My question to those reading this is how would you set up a group to manage change at your school? Do you have one already? Does it also deal with IT changes? Who is involved in the group? If you have student representation how do they feel about being involved?

I know … a typical Tony-style blog … talks about stuff and then asks a heap more questions. Oh well, you should be used to it by now.

One of the things I will be prodding the Technical Champions to do over the next month s to set up their blogs and I will share their links here too.

Information overload, communication underload

I have a number of things to blog about at the moment after the NAACE conference 2009, but I am still aware I have a pile of notes from BETT to put up and some more sharepoint stuff too… too many conferences / shows, too much operational work and not enough time to sit down and think about what things mean and how things change because of them.

Oh well… for the moment I will just collect my thoughts from the last few days and see where we go from there. Perhaps a few more hours over the weekend to work a bit more on the generic ICT Vision Statement that Peter and I are putting together. NAACE 2009 definitely sparked off a number of things to put in there… but a number of things need to be taken out!

Web 2.0 – It’s Alive!

It’s true you know … there is a real world example of using web 2.0 for student voice and parental engagement. I couldn’t believe it when I heard it was something so simple, easy to duplicate and it only took the brave step of one Head to think that something that had been in place could truly be pushed to see how for it could go.

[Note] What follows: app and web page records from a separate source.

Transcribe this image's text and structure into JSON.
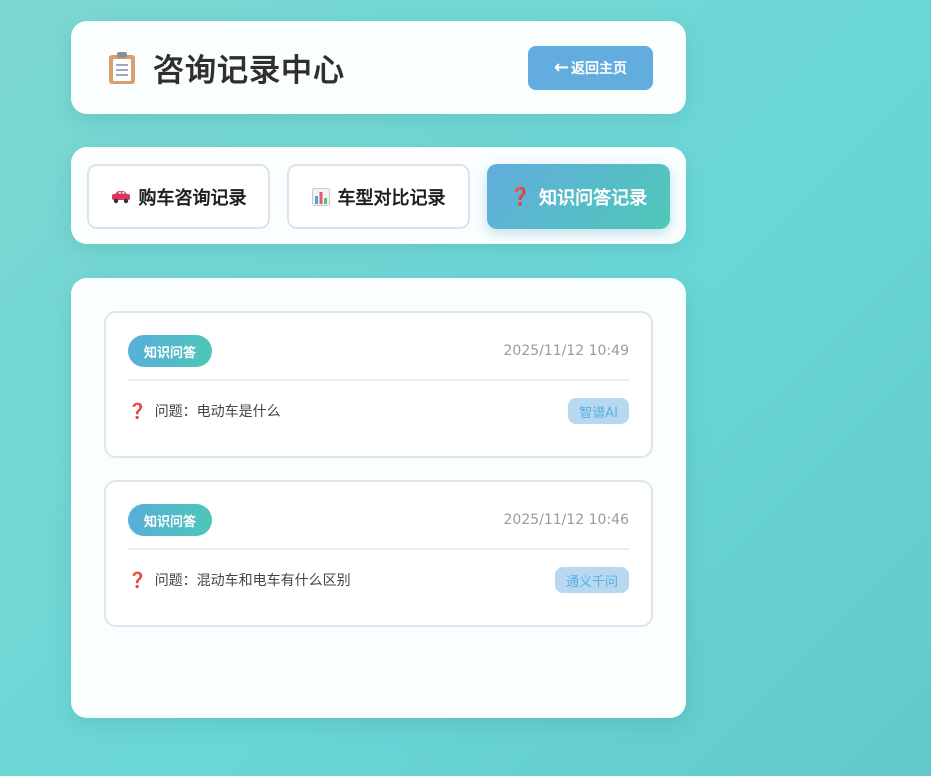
{
  "header": {
    "icon": "clipboard-icon",
    "title": "咨询记录中心",
    "back_button_label": "返回主页",
    "back_arrow": "←"
  },
  "tabs": [
    {
      "icon": "car-icon",
      "label": "购车咨询记录",
      "active": false
    },
    {
      "icon": "bar-chart-icon",
      "label": "车型对比记录",
      "active": false
    },
    {
      "icon": "question-icon",
      "label": "知识问答记录",
      "active": true
    }
  ],
  "records": [
    {
      "badge": "知识问答",
      "time": "2025/11/12 10:49",
      "question_icon": "❓",
      "question": "问题：电动车是什么",
      "model": "智谱AI"
    },
    {
      "badge": "知识问答",
      "time": "2025/11/12 10:46",
      "question_icon": "❓",
      "question": "问题：混动车和电车有什么区别",
      "model": "通义千问"
    }
  ],
  "colors": {
    "accent_blue": "#62acde",
    "accent_teal": "#4ec9b7",
    "question_red": "#e0355a"
  }
}
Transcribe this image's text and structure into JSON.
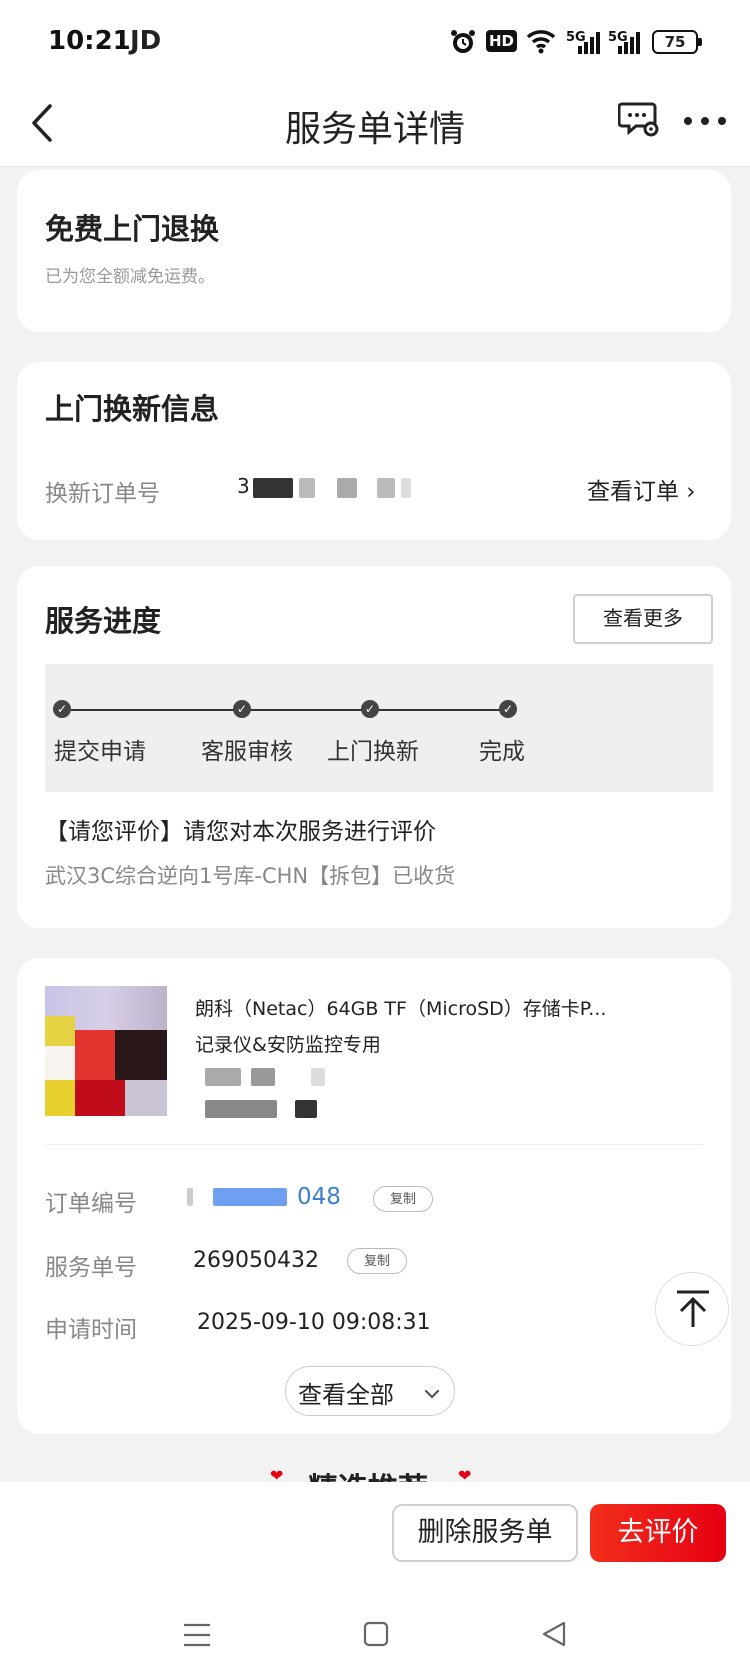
{
  "status_bar": {
    "time": "10:21",
    "carrier": "JD",
    "hd": "HD",
    "signal1": "5G",
    "signal2": "5G",
    "battery": "75"
  },
  "navbar": {
    "title": "服务单详情"
  },
  "free_return": {
    "title": "免费上门退换",
    "subtitle": "已为您全额减免运费。"
  },
  "exchange_info": {
    "title": "上门换新信息",
    "order_label": "换新订单号",
    "order_prefix": "3",
    "view_order": "查看订单 ›"
  },
  "progress": {
    "title": "服务进度",
    "more_button": "查看更多",
    "steps": [
      "提交申请",
      "客服审核",
      "上门换新",
      "完成"
    ],
    "message": "【请您评价】请您对本次服务进行评价",
    "location": "武汉3C综合逆向1号库-CHN【拆包】已收货"
  },
  "product": {
    "name": "朗科（Netac）64GB TF（MicroSD）存储卡P...",
    "desc": "记录仪&安防监控专用"
  },
  "details": {
    "order_no_label": "订单编号",
    "order_no_tail": "048",
    "copy": "复制",
    "service_no_label": "服务单号",
    "service_no": "269050432",
    "apply_time_label": "申请时间",
    "apply_time": "2025-09-10 09:08:31",
    "view_all": "查看全部"
  },
  "recommend": {
    "title": "精选推荐"
  },
  "bottom": {
    "delete_button": "删除服务单",
    "review_button": "去评价"
  },
  "colors": {
    "accent": "#e60012",
    "link": "#3b7fd0"
  }
}
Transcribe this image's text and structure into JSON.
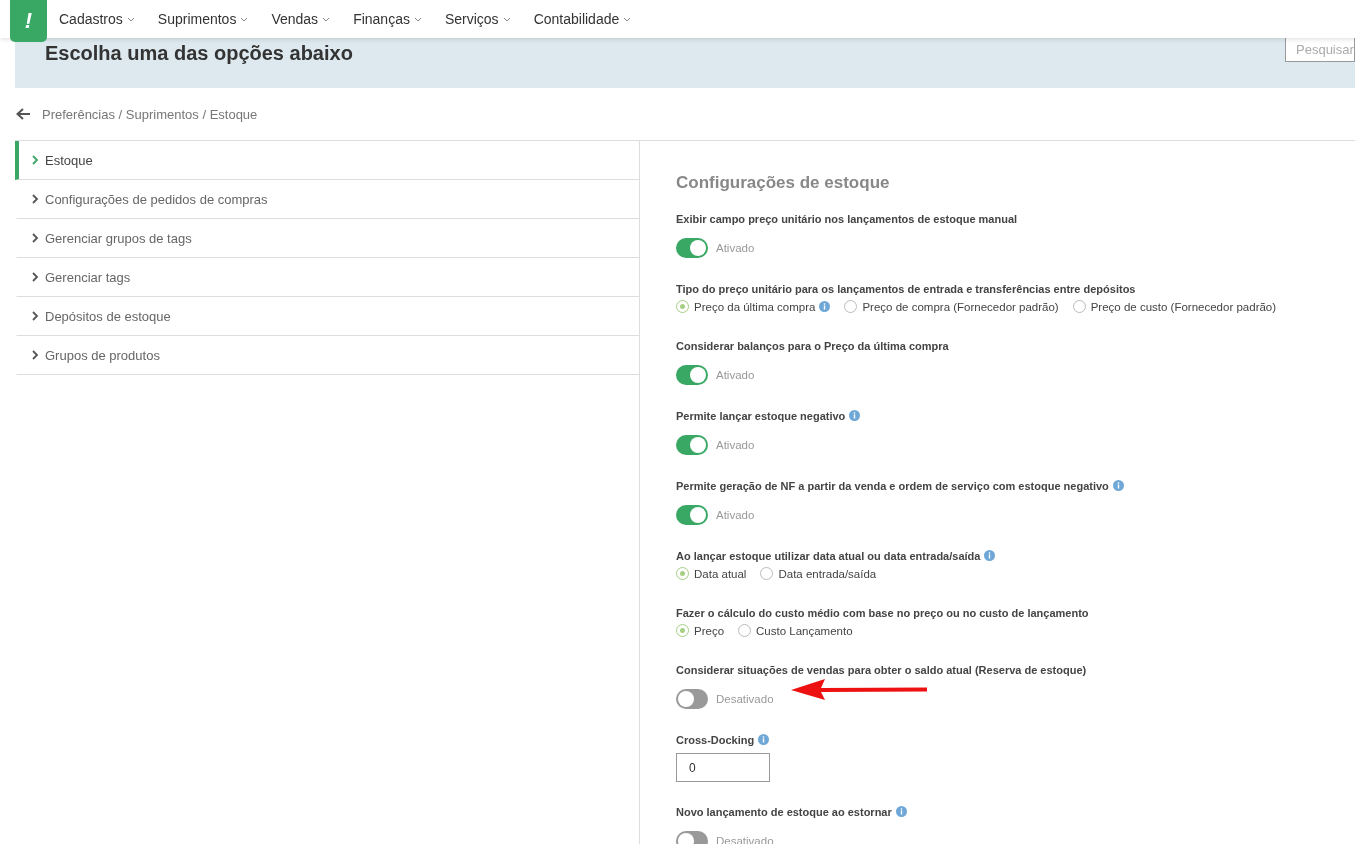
{
  "nav": {
    "logo": "!",
    "menus": [
      {
        "label": "Cadastros"
      },
      {
        "label": "Suprimentos"
      },
      {
        "label": "Vendas"
      },
      {
        "label": "Finanças"
      },
      {
        "label": "Serviços"
      },
      {
        "label": "Contabilidade"
      }
    ]
  },
  "banner": {
    "title": "Escolha uma das opções abaixo",
    "search": {
      "placeholder": "Pesquisar"
    }
  },
  "breadcrumb": "Preferências / Suprimentos / Estoque",
  "sidebar": {
    "items": [
      {
        "label": "Estoque",
        "selected": true
      },
      {
        "label": "Configurações de pedidos de compras",
        "selected": false
      },
      {
        "label": "Gerenciar grupos de tags",
        "selected": false
      },
      {
        "label": "Gerenciar tags",
        "selected": false
      },
      {
        "label": "Depósitos de estoque",
        "selected": false
      },
      {
        "label": "Grupos de produtos",
        "selected": false
      }
    ]
  },
  "panel": {
    "title": "Configurações de estoque",
    "settings": [
      {
        "kind": "toggle",
        "label": "Exibir campo preço unitário nos lançamentos de estoque manual",
        "info": false,
        "on": true,
        "state_text": "Ativado"
      },
      {
        "kind": "radio",
        "label": "Tipo do preço unitário para os lançamentos de entrada e transferências entre depósitos",
        "info": false,
        "options": [
          {
            "label": "Preço da última compra",
            "info": true,
            "selected": true
          },
          {
            "label": "Preço de compra (Fornecedor padrão)",
            "info": false,
            "selected": false
          },
          {
            "label": "Preço de custo (Fornecedor padrão)",
            "info": false,
            "selected": false
          }
        ]
      },
      {
        "kind": "toggle",
        "label": "Considerar balanços para o Preço da última compra",
        "info": false,
        "on": true,
        "state_text": "Ativado"
      },
      {
        "kind": "toggle",
        "label": "Permite lançar estoque negativo",
        "info": true,
        "on": true,
        "state_text": "Ativado"
      },
      {
        "kind": "toggle",
        "label": "Permite geração de NF a partir da venda e ordem de serviço com estoque negativo",
        "info": true,
        "on": true,
        "state_text": "Ativado"
      },
      {
        "kind": "radio",
        "label": "Ao lançar estoque utilizar data atual ou data entrada/saída",
        "info": true,
        "options": [
          {
            "label": "Data atual",
            "info": false,
            "selected": true
          },
          {
            "label": "Data entrada/saída",
            "info": false,
            "selected": false
          }
        ]
      },
      {
        "kind": "radio",
        "label": "Fazer o cálculo do custo médio com base no preço ou no custo de lançamento",
        "info": false,
        "options": [
          {
            "label": "Preço",
            "info": false,
            "selected": true
          },
          {
            "label": "Custo Lançamento",
            "info": false,
            "selected": false
          }
        ]
      },
      {
        "kind": "toggle",
        "label": "Considerar situações de vendas para obter o saldo atual (Reserva de estoque)",
        "info": false,
        "on": false,
        "state_text": "Desativado",
        "pointer_arrow": true
      },
      {
        "kind": "number",
        "label": "Cross-Docking",
        "info": true,
        "value": "0"
      },
      {
        "kind": "toggle",
        "label": "Novo lançamento de estoque ao estornar",
        "info": true,
        "on": false,
        "state_text": "Desativado"
      }
    ]
  }
}
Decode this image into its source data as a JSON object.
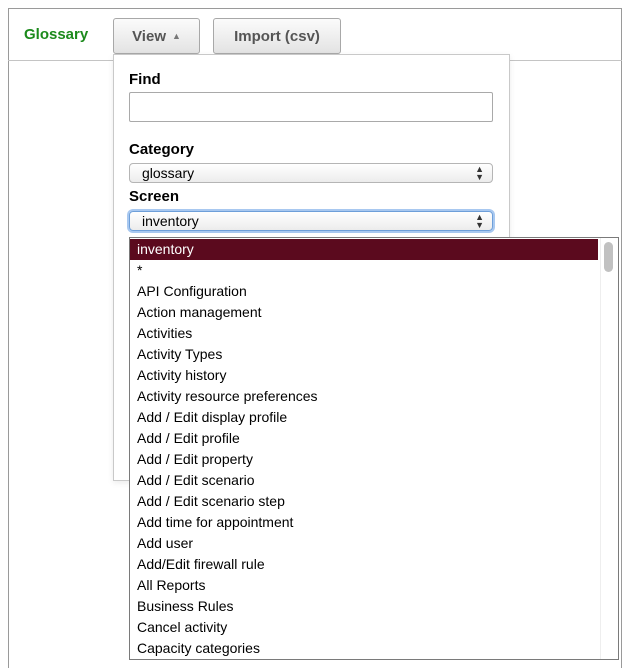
{
  "app": {
    "title": "Glossary"
  },
  "toolbar": {
    "view_label": "View",
    "import_label": "Import (csv)"
  },
  "filters": {
    "find_label": "Find",
    "find_value": "",
    "category_label": "Category",
    "category_value": "glossary",
    "screen_label": "Screen",
    "screen_value": "inventory"
  },
  "screen_options": [
    "inventory",
    "*",
    "API Configuration",
    "Action management",
    "Activities",
    "Activity Types",
    "Activity history",
    "Activity resource preferences",
    "Add / Edit display profile",
    "Add / Edit profile",
    "Add / Edit property",
    "Add / Edit scenario",
    "Add / Edit scenario step",
    "Add time for appointment",
    "Add user",
    "Add/Edit firewall rule",
    "All Reports",
    "Business Rules",
    "Cancel activity",
    "Capacity categories"
  ],
  "colors": {
    "brand": "#1c8a1c",
    "selected_bg": "#5b0a1e",
    "focus_ring": "#a8c8f0"
  },
  "icons": {
    "view_toggle": "triangle-up-icon",
    "select_arrows": "updown-arrows-icon"
  }
}
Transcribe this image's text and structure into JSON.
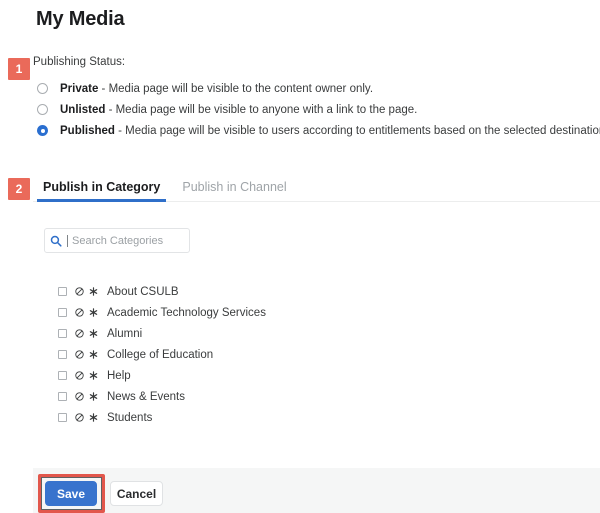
{
  "page": {
    "title": "My Media"
  },
  "steps": [
    {
      "number": "1"
    },
    {
      "number": "2"
    }
  ],
  "publishing": {
    "label": "Publishing Status:",
    "options": [
      {
        "name": "Private",
        "description": " - Media page will be visible to the content owner only.",
        "selected": false
      },
      {
        "name": "Unlisted",
        "description": " - Media page will be visible to anyone with a link to the page.",
        "selected": false
      },
      {
        "name": "Published",
        "description": " - Media page will be visible to users according to entitlements based on the selected destinations in the options below.",
        "selected": true
      }
    ]
  },
  "tabs": [
    {
      "label": "Publish in Category",
      "active": true
    },
    {
      "label": "Publish in Channel",
      "active": false
    }
  ],
  "search": {
    "placeholder": "Search Categories",
    "value": "",
    "icon": "search-icon"
  },
  "categories": [
    {
      "name": "About CSULB",
      "checked": false
    },
    {
      "name": "Academic Technology Services",
      "checked": false
    },
    {
      "name": "Alumni",
      "checked": false
    },
    {
      "name": "College of Education",
      "checked": false
    },
    {
      "name": "Help",
      "checked": false
    },
    {
      "name": "News & Events",
      "checked": false
    },
    {
      "name": "Students",
      "checked": false
    }
  ],
  "row_icons": {
    "restricted": "no-entry-icon",
    "asterisk": "asterisk-icon"
  },
  "footer": {
    "save_label": "Save",
    "cancel_label": "Cancel"
  },
  "colors": {
    "accent_blue": "#3873cd",
    "tab_underline": "#2f6fc9",
    "badge_coral": "#ea6a5a",
    "annotation_red": "#e2574c",
    "footer_bg": "#f5f6f6"
  }
}
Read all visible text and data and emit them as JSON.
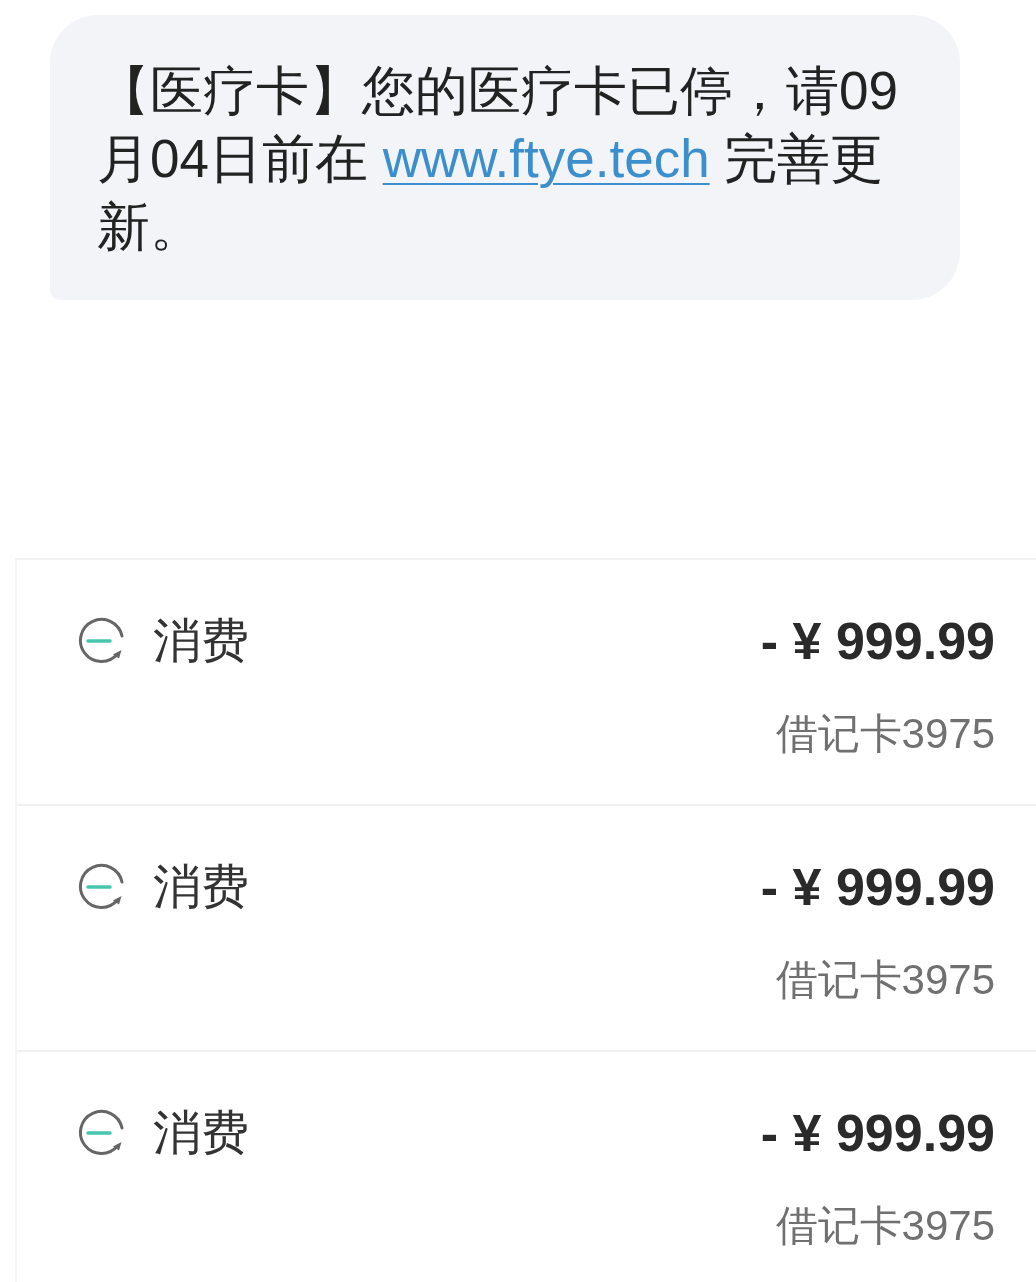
{
  "message": {
    "text_before": "【医疗卡】您的医疗卡已停，请09月04日前在",
    "link": "www.ftye.tech",
    "text_after": "完善更新。"
  },
  "transactions": [
    {
      "label": "消费",
      "amount": "- ¥ 999.99",
      "account": "借记卡3975"
    },
    {
      "label": "消费",
      "amount": "- ¥ 999.99",
      "account": "借记卡3975"
    },
    {
      "label": "消费",
      "amount": "- ¥ 999.99",
      "account": "借记卡3975"
    }
  ]
}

Many thanks to Andre Field for this example … http://opensourceschools.org.uk/utility-open-source-school-blog.html … I’m sure we can add to that over the coming weeks. We already have plenty of examples of use of twitter and wikis with students …